In Gorna Oryahovitsa, things went to plan at first. For the factory site they bought and adapted huge areas: 650 acres, of which the building stock was planned to be on the near 384 acres. However, after the outbreak of the Balkan War, many construction workers mobilized them. Wagons with wounds from the war arrived at the Gorna Oryahovitsa station. Typhoid and cholera were among the soldiers, from which some of the factory workers became infected. The factory premises were used as a hospital. In addition, the transport of machinery and construction materials from the Czech Republic has been hindered for some time. The July 14 earthquake, on the other hand, destroyed many of the newly constructed factory buildings and workers' quarters. Despite the incredible difficulties of 1913, in December, 8 began its regular production of the refinery and, in 1913, started its refinery. We have to say that the factory has been operating today for more than a hundred years.
The tireless manager Rudolf Pitzka built his own house in the factory yard in 1915. Due to the unpopularity of sugar beet among Bulgarian farmers, he and other Czechs who came to Bulgaria were campaigning to provide cheaper raw materials for the factory. The factory's operating capacity was 1500 tonnes of sugar per day. Coal from the Borushtitsa mine began to be used for fuel from 1914. E. Staneva notes that the factory is the most modern such complex of its time in Bulgaria. A refinery was built at the beginning of the refined sugar factory, where beet wastes were absorbed - beet slices that were dried and turned into briquettes. In the coming years, the factory grew more and more.
Due to the entrepreneurial nature of its citizens, emergency modernization measures were taken in Gorna Oryahovitsa immediately after the Liberation. As a result, the small town of Gorna Oryahovitsa has become the main railway junction in Bulgaria.
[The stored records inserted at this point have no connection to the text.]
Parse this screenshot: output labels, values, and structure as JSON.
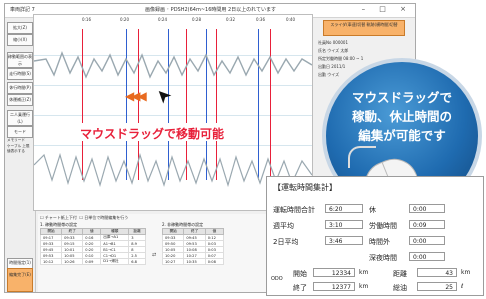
{
  "window": {
    "app_label": "車両詳記 7",
    "title": "画像録画 ･ PDSH2(64m~16時間用 2日以上のれています",
    "controls": "– □ ×"
  },
  "left_panel": {
    "buttons": [
      "拡大(Z)",
      "縮小(X)",
      "稼動範囲の表示",
      "走行時間(S)",
      "休行時間(P)",
      "休運補正(Z)",
      "二人乗運行(L)",
      "モード",
      "時間指定(1)",
      "編集完了(E)"
    ],
    "checkboxes": [
      "メモリード",
      "ケーブル 上限値表示する"
    ]
  },
  "chart": {
    "time_ticks": [
      "0:16",
      "0:20",
      "0:24",
      "0:28",
      "0:32",
      "0:36",
      "0:40"
    ],
    "arrows": "◀◀◀",
    "cursor": "➤",
    "caption": "マウスドラッグで移動可能",
    "line_colors": {
      "red": "#e8203a",
      "blue": "#2f5fd0",
      "trace": "#9aa8b0"
    }
  },
  "right_panel": {
    "orange_button": "スライダ(車速)切替 軌跡(横時間)切替",
    "rows": [
      {
        "label": "社員No",
        "value": "000001"
      },
      {
        "label": "氏名",
        "value": "ウイズ 太郎"
      },
      {
        "label": "所定労働時間",
        "value": "08:00 ~ 1"
      },
      {
        "label": "出勤日",
        "value": "2011/1"
      },
      {
        "label": "出勤",
        "value": "ウイズ"
      }
    ]
  },
  "bottom": {
    "checkbox_labels": [
      "チャート紙上下付",
      "日単位で時間編集を行う"
    ],
    "left_table": {
      "title": "1. 稼動時間帯の設定",
      "headers": [
        "開始",
        "終了",
        "値",
        "種類",
        "距離"
      ],
      "rows": [
        [
          "09:17",
          "09:33",
          "0:16",
          "出庫→A1",
          "3"
        ],
        [
          "09:33",
          "09:15",
          "0:20",
          "A1→B1",
          "8.9"
        ],
        [
          "09:45",
          "10:01",
          "0:20",
          "B1→C1",
          "8"
        ],
        [
          "09:53",
          "10:05",
          "0:10",
          "C1→D1",
          "2.5"
        ],
        [
          "10:12",
          "10:26",
          "0:09",
          "D1→帰社",
          "6.8"
        ]
      ]
    },
    "swap_arrows": "⇄",
    "right_table": {
      "title": "2. 非稼動時間帯の設定",
      "headers": [
        "開始",
        "終了",
        "値"
      ],
      "rows": [
        [
          "09:33",
          "09:45",
          "0:12"
        ],
        [
          "09:50",
          "09:53",
          "0:03"
        ],
        [
          "10:05",
          "10:08",
          "0:03"
        ],
        [
          "10:20",
          "10:27",
          "0:07"
        ],
        [
          "10:27",
          "10:35",
          "0:08"
        ]
      ]
    }
  },
  "stats": {
    "heading": "【運転時間集計】",
    "rows": [
      {
        "label": "運転時間合計",
        "value": "6:20"
      },
      {
        "label": "週平均",
        "value": "3:10"
      },
      {
        "label": "2日平均",
        "value": "3:46"
      }
    ],
    "right_rows": [
      {
        "label": "休",
        "value": "0:00"
      },
      {
        "label": "労働時間",
        "value": "0:09"
      },
      {
        "label": "時間外",
        "value": "0:00"
      },
      {
        "label": "深夜時間",
        "value": "0:00"
      }
    ],
    "odo_icon_label": "ODO",
    "start_label": "開始",
    "start_value": "12334",
    "end_label": "終了",
    "end_value": "12377",
    "km_unit": "km",
    "distance_label": "距離",
    "distance_value": "43",
    "fuel_label": "総油",
    "fuel_value": "25",
    "fuel_unit": "ℓ"
  },
  "bubble": {
    "line1": "マウスドラッグで",
    "line2": "稼動、休止時間の",
    "line3": "編集が可能です"
  }
}
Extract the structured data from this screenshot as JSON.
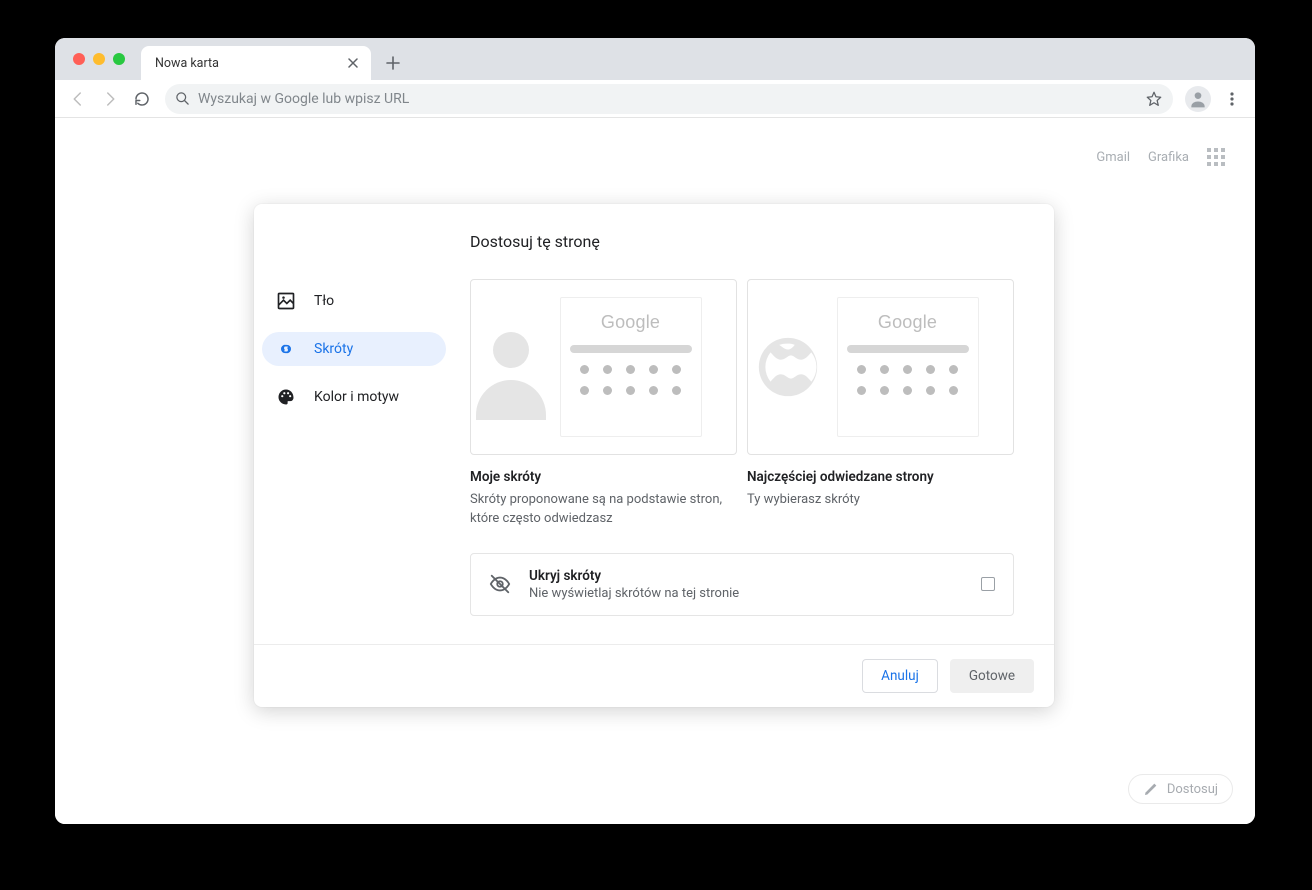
{
  "tab": {
    "title": "Nowa karta"
  },
  "omnibox": {
    "placeholder": "Wyszukaj w Google lub wpisz URL"
  },
  "ntp": {
    "links": {
      "gmail": "Gmail",
      "images": "Grafika"
    },
    "customize_btn": "Dostosuj"
  },
  "dialog": {
    "title": "Dostosuj tę stronę",
    "nav": {
      "background": "Tło",
      "shortcuts": "Skróty",
      "theme": "Kolor i motyw"
    },
    "options": {
      "my_shortcuts": {
        "title": "Moje skróty",
        "desc": "Skróty proponowane są na podstawie stron, które często odwiedzasz",
        "mock_logo": "Google"
      },
      "most_visited": {
        "title": "Najczęściej odwiedzane strony",
        "desc": "Ty wybierasz skróty",
        "mock_logo": "Google"
      }
    },
    "hide": {
      "title": "Ukryj skróty",
      "desc": "Nie wyświetlaj skrótów na tej stronie"
    },
    "footer": {
      "cancel": "Anuluj",
      "done": "Gotowe"
    }
  }
}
The first major project with international participation took place here: it opened one of the largest factories in Bulgaria until the First World War.